• INPUT DATA:
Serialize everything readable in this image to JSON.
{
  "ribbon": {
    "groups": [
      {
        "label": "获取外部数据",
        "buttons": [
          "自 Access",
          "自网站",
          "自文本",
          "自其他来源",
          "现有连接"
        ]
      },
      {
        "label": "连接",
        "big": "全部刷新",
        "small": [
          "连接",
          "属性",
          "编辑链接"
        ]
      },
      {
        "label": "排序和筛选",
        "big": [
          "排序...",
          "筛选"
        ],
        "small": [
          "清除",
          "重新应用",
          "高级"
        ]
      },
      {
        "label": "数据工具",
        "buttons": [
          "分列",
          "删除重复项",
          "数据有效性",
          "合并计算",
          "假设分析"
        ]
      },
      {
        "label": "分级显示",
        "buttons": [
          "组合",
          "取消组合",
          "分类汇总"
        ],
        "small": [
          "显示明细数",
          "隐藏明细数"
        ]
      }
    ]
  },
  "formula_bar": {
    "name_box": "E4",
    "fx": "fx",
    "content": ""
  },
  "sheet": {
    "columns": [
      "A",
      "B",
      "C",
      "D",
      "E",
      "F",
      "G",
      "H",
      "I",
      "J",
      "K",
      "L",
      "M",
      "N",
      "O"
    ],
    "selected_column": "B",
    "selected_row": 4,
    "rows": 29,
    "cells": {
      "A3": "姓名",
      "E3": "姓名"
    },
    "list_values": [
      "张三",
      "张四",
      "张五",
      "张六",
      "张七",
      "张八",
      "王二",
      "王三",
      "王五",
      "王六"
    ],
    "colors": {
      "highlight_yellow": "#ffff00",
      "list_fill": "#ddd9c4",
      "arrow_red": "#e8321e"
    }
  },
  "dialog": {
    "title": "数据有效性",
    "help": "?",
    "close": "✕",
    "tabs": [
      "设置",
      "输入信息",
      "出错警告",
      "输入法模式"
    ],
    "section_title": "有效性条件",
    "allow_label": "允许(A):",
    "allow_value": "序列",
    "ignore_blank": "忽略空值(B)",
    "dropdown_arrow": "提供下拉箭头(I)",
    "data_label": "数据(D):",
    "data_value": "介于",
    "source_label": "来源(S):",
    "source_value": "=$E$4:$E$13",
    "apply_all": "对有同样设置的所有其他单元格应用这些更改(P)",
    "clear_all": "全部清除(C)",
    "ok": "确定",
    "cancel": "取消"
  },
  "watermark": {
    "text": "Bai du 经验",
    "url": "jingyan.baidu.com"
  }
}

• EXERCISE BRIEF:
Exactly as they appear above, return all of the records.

• TASK RESPONSE:
Serialize everything readable in this image to JSON.
{
  "ribbon": {
    "groups": [
      {
        "label": "获取外部数据",
        "buttons": [
          "自 Access",
          "自网站",
          "自文本",
          "自其他来源",
          "现有连接"
        ]
      },
      {
        "label": "连接",
        "big": "全部刷新",
        "small": [
          "连接",
          "属性",
          "编辑链接"
        ]
      },
      {
        "label": "排序和筛选",
        "big": [
          "排序...",
          "筛选"
        ],
        "small": [
          "清除",
          "重新应用",
          "高级"
        ]
      },
      {
        "label": "数据工具",
        "buttons": [
          "分列",
          "删除重复项",
          "数据有效性",
          "合并计算",
          "假设分析"
        ]
      },
      {
        "label": "分级显示",
        "buttons": [
          "组合",
          "取消组合",
          "分类汇总"
        ],
        "small": [
          "显示明细数",
          "隐藏明细数"
        ]
      }
    ]
  },
  "formula_bar": {
    "name_box": "E4",
    "fx": "fx",
    "content": ""
  },
  "sheet": {
    "columns": [
      "A",
      "B",
      "C",
      "D",
      "E",
      "F",
      "G",
      "H",
      "I",
      "J",
      "K",
      "L",
      "M",
      "N",
      "O"
    ],
    "selected_column": "B",
    "selected_row": 4,
    "rows": 29,
    "cells": {
      "A3": "姓名",
      "E3": "姓名"
    },
    "list_values": [
      "张三",
      "张四",
      "张五",
      "张六",
      "张七",
      "张八",
      "王二",
      "王三",
      "王五",
      "王六"
    ],
    "colors": {
      "highlight_yellow": "#ffff00",
      "list_fill": "#ddd9c4",
      "arrow_red": "#e8321e"
    }
  },
  "dialog": {
    "title": "数据有效性",
    "help": "?",
    "close": "✕",
    "tabs": [
      "设置",
      "输入信息",
      "出错警告",
      "输入法模式"
    ],
    "section_title": "有效性条件",
    "allow_label": "允许(A):",
    "allow_value": "序列",
    "ignore_blank": "忽略空值(B)",
    "dropdown_arrow": "提供下拉箭头(I)",
    "data_label": "数据(D):",
    "data_value": "介于",
    "source_label": "来源(S):",
    "source_value": "=$E$4:$E$13",
    "apply_all": "对有同样设置的所有其他单元格应用这些更改(P)",
    "clear_all": "全部清除(C)",
    "ok": "确定",
    "cancel": "取消"
  },
  "watermark": {
    "text": "Bai du 经验",
    "url": "jingyan.baidu.com"
  }
}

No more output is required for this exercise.